When we designed our new open concept kitchen and dining space it was important for us to consider seating. While we are a small family of 4 we often have family over at the house (often as in nearly every day), as well as our team, and need enough space to house everyone comfortably. We decided that we wanted to build out a space in the dining room that created a moody surprise with extra ambience and seating with a custom floating bench. So, now that we built it, we wanted to pull together a guide on how to build a floating bench.
Leveraging the most amount of seating in a small space is difficult. A floating bench allows for more seating at any shape table – round, square or rectangular – and adds depth to any space. Whether you’re looking to add a floating bench to a space that is built out like ours, or possibly looking to add more of a banquette design, this guide will help you pull it off.
1. Measure the space where you want to build your floating bench. You will need the total width and depth of the space.
2. Mark a 2×4 at the total width and cut it with your miter saw. This will be the horizontal support board attached to the back wall of the space.
3. Install on the back wall using your Drill/Impact Driver and construction screws. Be sure to level the board as you screw to the wall.
4. Continue by cutting 2 – 2x4s for each of the sides, and then the front horizontal support board.
5. Measure and cut some additional center support boards that will run the distance between the back and front horizontal boards.
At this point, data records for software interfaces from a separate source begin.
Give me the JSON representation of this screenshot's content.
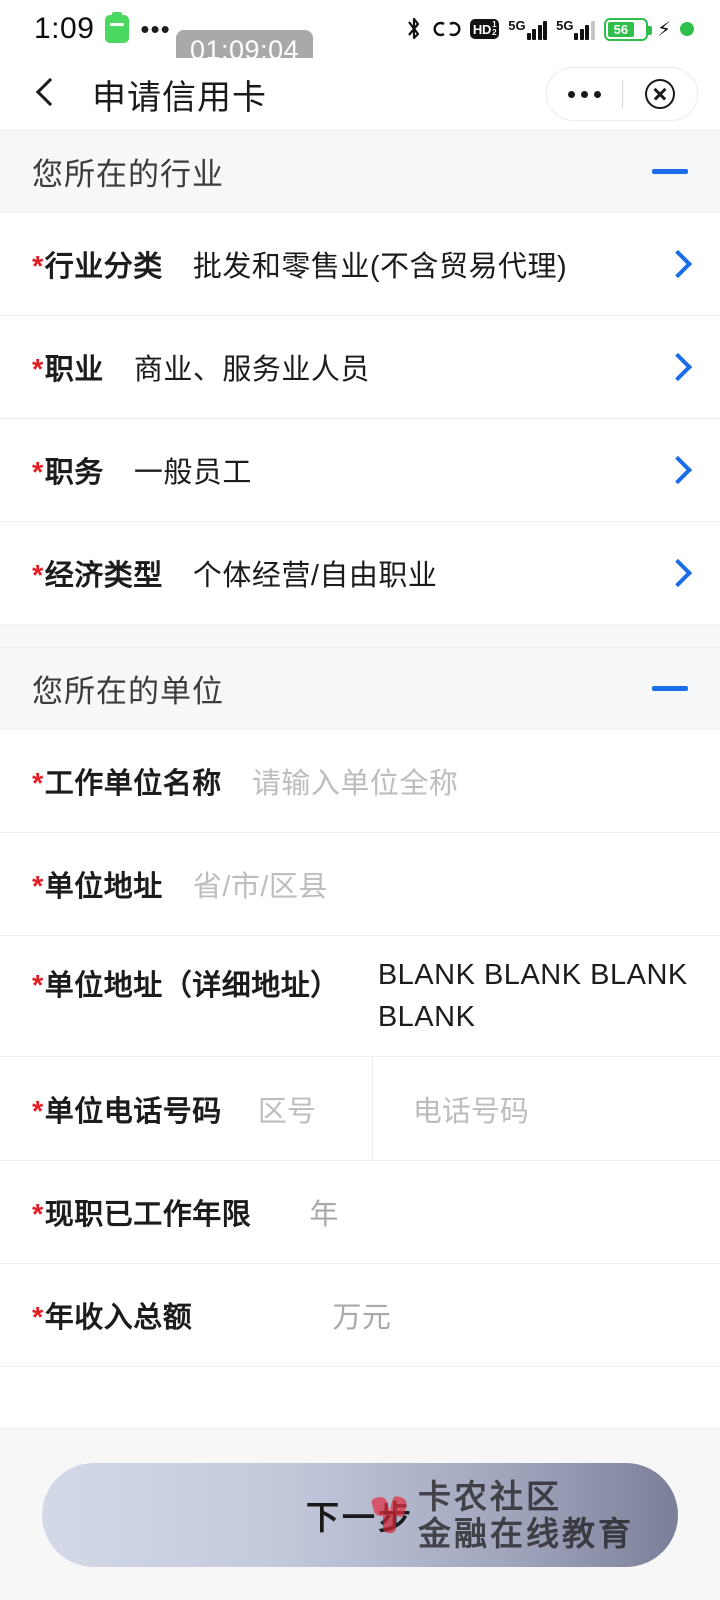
{
  "status_bar": {
    "time": "1:09",
    "icons": [
      "capsule-icon",
      "more-dots-icon",
      "bluetooth-icon",
      "link-icon",
      "hd-volte-icon",
      "signal-5g-1-icon",
      "signal-5g-2-icon",
      "battery-icon",
      "charging-bolt-icon",
      "green-dot-icon"
    ],
    "dots": "•••",
    "bluetooth": "ᛗ",
    "hd_label": "HD",
    "hd_sup": "1",
    "hd_sub": "2",
    "net_label_1": "5G",
    "net_label_2": "5G",
    "battery_percent": "56",
    "bolt": "⚡"
  },
  "timer_overlay": {
    "text": "01:09:04"
  },
  "nav": {
    "title": "申请信用卡",
    "back_icon": "back-chevron-icon",
    "more_icon": "more-dots-icon",
    "close_icon": "close-circle-icon"
  },
  "colors": {
    "accent_blue": "#1a6ce8",
    "required_red": "#e31e24",
    "section_bg": "#f6f7f8",
    "placeholder": "#bdbdbd"
  },
  "sections": [
    {
      "title": "您所在的行业",
      "collapse_icon": "minus-icon",
      "rows": [
        {
          "label": "行业分类",
          "required": "*",
          "value": "批发和零售业(不含贸易代理)",
          "type": "select"
        },
        {
          "label": "职业",
          "required": "*",
          "value": "商业、服务业人员",
          "type": "select"
        },
        {
          "label": "职务",
          "required": "*",
          "value": "一般员工",
          "type": "select"
        },
        {
          "label": "经济类型",
          "required": "*",
          "value": "个体经营/自由职业",
          "type": "select"
        }
      ]
    },
    {
      "title": "您所在的单位",
      "collapse_icon": "minus-icon",
      "rows": [
        {
          "label": "工作单位名称",
          "required": "*",
          "value": "",
          "placeholder": "请输入单位全称",
          "type": "input"
        },
        {
          "label": "单位地址",
          "required": "*",
          "value": "",
          "placeholder": "省/市/区县",
          "type": "picker"
        },
        {
          "label": "单位地址（详细地址）",
          "required": "*",
          "value": "BLANK BLANK BLANK BLANK",
          "type": "input"
        },
        {
          "label": "单位电话号码",
          "required": "*",
          "placeholder_area": "区号",
          "placeholder_number": "电话号码",
          "type": "phone"
        },
        {
          "label": "现职已工作年限",
          "required": "*",
          "value": "",
          "placeholder": "年",
          "type": "input"
        },
        {
          "label": "年收入总额",
          "required": "*",
          "value": "",
          "placeholder": "万元",
          "type": "input"
        }
      ]
    }
  ],
  "footer": {
    "next_label": "下一步",
    "watermark_main": "卡农社区",
    "watermark_sub": "金融在线教育",
    "watermark_logo": "flower-logo-icon"
  }
}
These should be spaced out every 16 inches.
6. Repeat the installation steps from step 3 for all the boards you have cut.
7. Once you have installed the “frame” it is time to cut the top. We used premium red oak plywood for our bench top, but you could use any plywood or pieces of wood you like. Re-measure the total width and depth (to the edge of the front horizontal support board) and begin cutting with your Table Saw (for plywood) or Miter Saw (for boards)
8. Once you have your top cut you will install with your Brad Nailer. We used 2” brad nails to attach the top.
9. Once the top is installed, cut your 1×5 front edge piece with your miter saw. The 1×5 is a little longer height wise then the 2×4 with the added top, which is okay because it will hide the support frame.
10. With your front edge piece cut, install with your Brad Nailer.
11. Fill all of your brad nail holes with wood filler, allow time to dry, then sand them with a rotary sander or sand paper (this will just take longer)
12. Now you are ready to finish the bench with stain, paint or polyurethane.
And there you have it. As always, please let us know if you have any questions in the comments section below. And if you decide to build a floating bench in your home, send us pictures and tag us! We want to see how you did it in your space.